### Exercise goal
When a line below holds the string "Shipping", show that line.

### Data for the task
*** Block opens ***
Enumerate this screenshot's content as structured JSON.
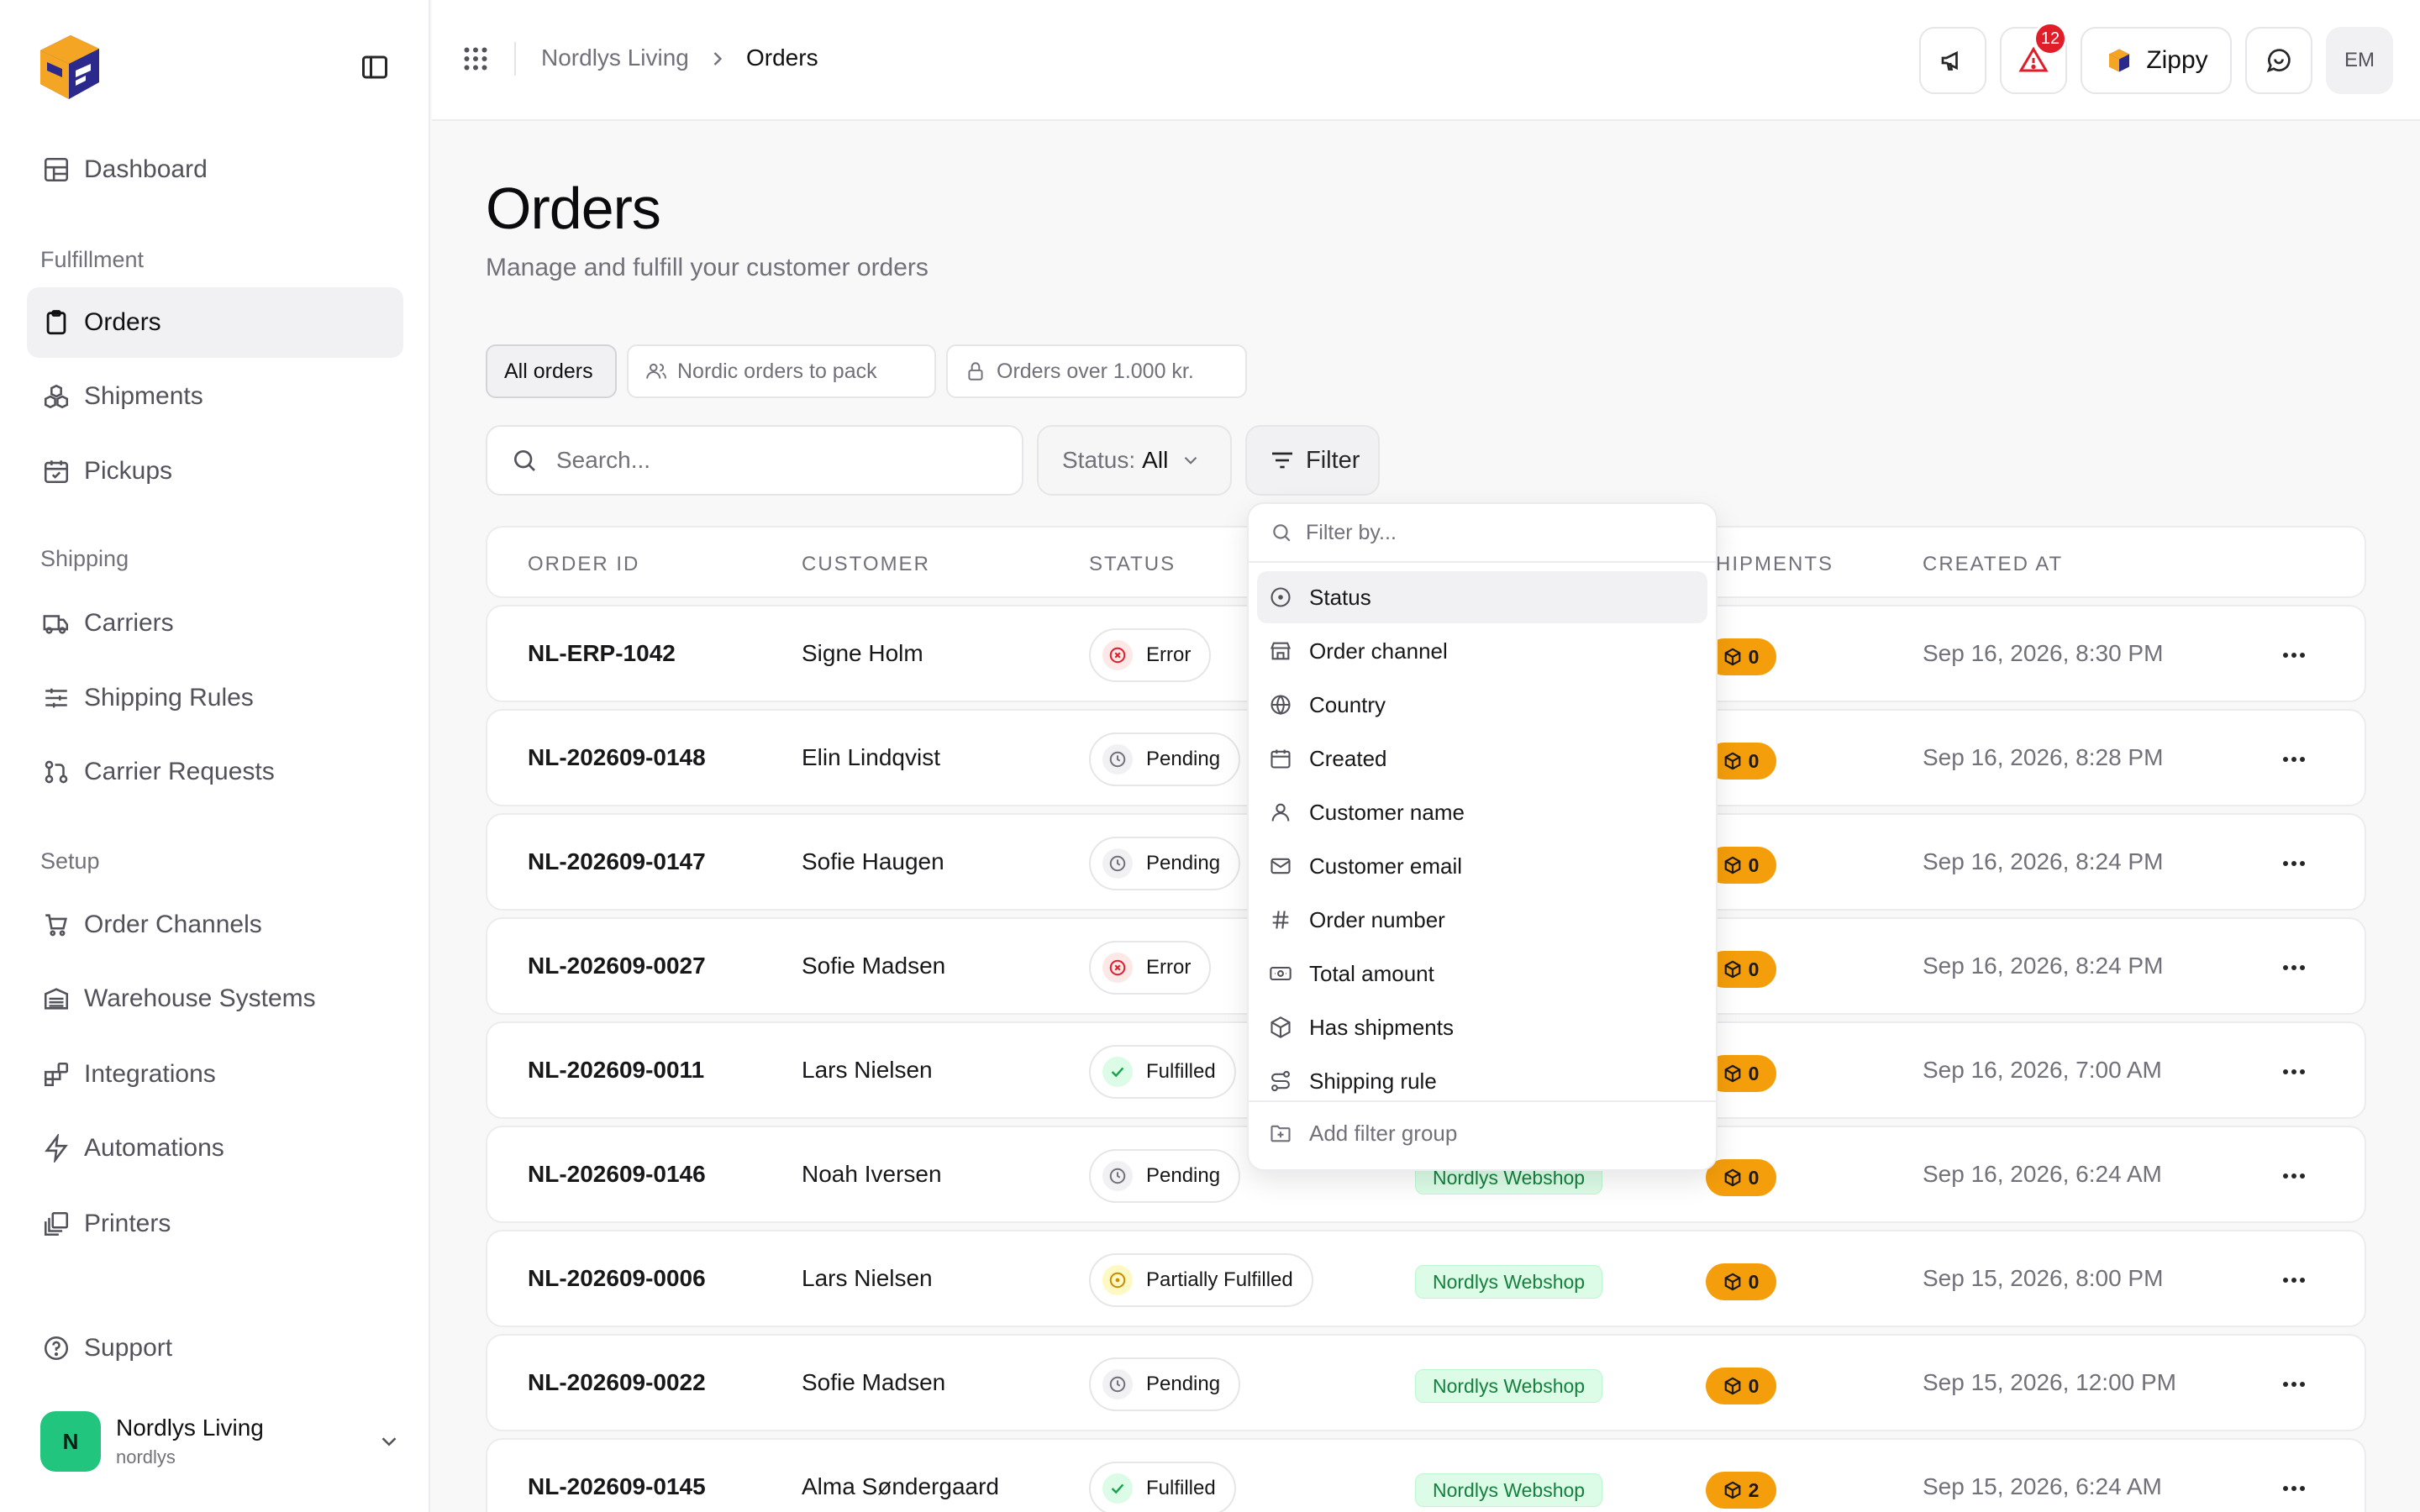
{
  "sidebar": {
    "nav": [
      {
        "label": "Dashboard",
        "icon": "dashboard-icon"
      },
      {
        "label": "Orders",
        "icon": "clipboard-icon",
        "active": true
      },
      {
        "label": "Shipments",
        "icon": "boxes-icon"
      },
      {
        "label": "Pickups",
        "icon": "calendar-check-icon"
      },
      {
        "label": "Carriers",
        "icon": "truck-icon"
      },
      {
        "label": "Shipping Rules",
        "icon": "sliders-icon"
      },
      {
        "label": "Carrier Requests",
        "icon": "git-pull-request-icon"
      },
      {
        "label": "Order Channels",
        "icon": "cart-icon"
      },
      {
        "label": "Warehouse Systems",
        "icon": "warehouse-icon"
      },
      {
        "label": "Integrations",
        "icon": "blocks-icon"
      },
      {
        "label": "Automations",
        "icon": "zap-icon"
      },
      {
        "label": "Printers",
        "icon": "printer-stack-icon"
      },
      {
        "label": "Support",
        "icon": "help-circle-icon"
      }
    ],
    "sections": {
      "fulfillment": "Fulfillment",
      "shipping": "Shipping",
      "setup": "Setup"
    },
    "account": {
      "initial": "N",
      "name": "Nordlys Living",
      "handle": "nordlys"
    }
  },
  "topbar": {
    "breadcrumb": [
      "Nordlys Living",
      "Orders"
    ],
    "alerts_count": "12",
    "assistant_label": "Zippy",
    "user_initials": "EM"
  },
  "page": {
    "title": "Orders",
    "subtitle": "Manage and fulfill your customer orders"
  },
  "views": [
    {
      "label": "All orders",
      "active": true
    },
    {
      "label": "Nordic orders to pack",
      "icon": "users-icon"
    },
    {
      "label": "Orders over 1.000 kr.",
      "icon": "lock-icon"
    }
  ],
  "toolbar": {
    "search_placeholder": "Search...",
    "status_label": "Status:",
    "status_value": "All",
    "filter_label": "Filter"
  },
  "table": {
    "columns": [
      "ORDER ID",
      "CUSTOMER",
      "STATUS",
      "HIPMENTS",
      "CREATED AT"
    ],
    "rows": [
      {
        "id": "NL-ERP-1042",
        "customer": "Signe Holm",
        "status": "Error",
        "channel": "",
        "shipments": "0",
        "created": "Sep 16, 2026, 8:30 PM"
      },
      {
        "id": "NL-202609-0148",
        "customer": "Elin Lindqvist",
        "status": "Pending",
        "channel": "",
        "shipments": "0",
        "created": "Sep 16, 2026, 8:28 PM"
      },
      {
        "id": "NL-202609-0147",
        "customer": "Sofie Haugen",
        "status": "Pending",
        "channel": "",
        "shipments": "0",
        "created": "Sep 16, 2026, 8:24 PM"
      },
      {
        "id": "NL-202609-0027",
        "customer": "Sofie Madsen",
        "status": "Error",
        "channel": "",
        "shipments": "0",
        "created": "Sep 16, 2026, 8:24 PM"
      },
      {
        "id": "NL-202609-0011",
        "customer": "Lars Nielsen",
        "status": "Fulfilled",
        "channel": "",
        "shipments": "0",
        "created": "Sep 16, 2026, 7:00 AM"
      },
      {
        "id": "NL-202609-0146",
        "customer": "Noah Iversen",
        "status": "Pending",
        "channel": "Nordlys Webshop",
        "shipments": "0",
        "created": "Sep 16, 2026, 6:24 AM"
      },
      {
        "id": "NL-202609-0006",
        "customer": "Lars Nielsen",
        "status": "Partially Fulfilled",
        "channel": "Nordlys Webshop",
        "shipments": "0",
        "created": "Sep 15, 2026, 8:00 PM"
      },
      {
        "id": "NL-202609-0022",
        "customer": "Sofie Madsen",
        "status": "Pending",
        "channel": "Nordlys Webshop",
        "shipments": "0",
        "created": "Sep 15, 2026, 12:00 PM"
      },
      {
        "id": "NL-202609-0145",
        "customer": "Alma Søndergaard",
        "status": "Fulfilled",
        "channel": "Nordlys Webshop",
        "shipments": "2",
        "created": "Sep 15, 2026, 6:24 AM"
      }
    ]
  },
  "filter_menu": {
    "placeholder": "Filter by...",
    "items": [
      {
        "label": "Status",
        "icon": "circle-dot-icon"
      },
      {
        "label": "Order channel",
        "icon": "store-icon"
      },
      {
        "label": "Country",
        "icon": "globe-icon"
      },
      {
        "label": "Created",
        "icon": "calendar-icon"
      },
      {
        "label": "Customer name",
        "icon": "user-icon"
      },
      {
        "label": "Customer email",
        "icon": "mail-icon"
      },
      {
        "label": "Order number",
        "icon": "hash-icon"
      },
      {
        "label": "Total amount",
        "icon": "banknote-icon"
      },
      {
        "label": "Has shipments",
        "icon": "package-icon"
      },
      {
        "label": "Shipping rule",
        "icon": "route-icon"
      }
    ],
    "add_group_label": "Add filter group"
  },
  "colors": {
    "error": "#e11d2a",
    "pending": "#71717a",
    "fulfilled": "#16a34a",
    "partial": "#ca8a04",
    "channel_bg": "#dcfce7",
    "shipments_badge": "#f59e0b",
    "brand_orange": "#f5a524",
    "brand_navy": "#2b2a8c"
  }
}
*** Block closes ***
### Answer to the problem
        "label": "Shipping Rules",
      "shipping": "Shipping",
        "label": "Shipping rule",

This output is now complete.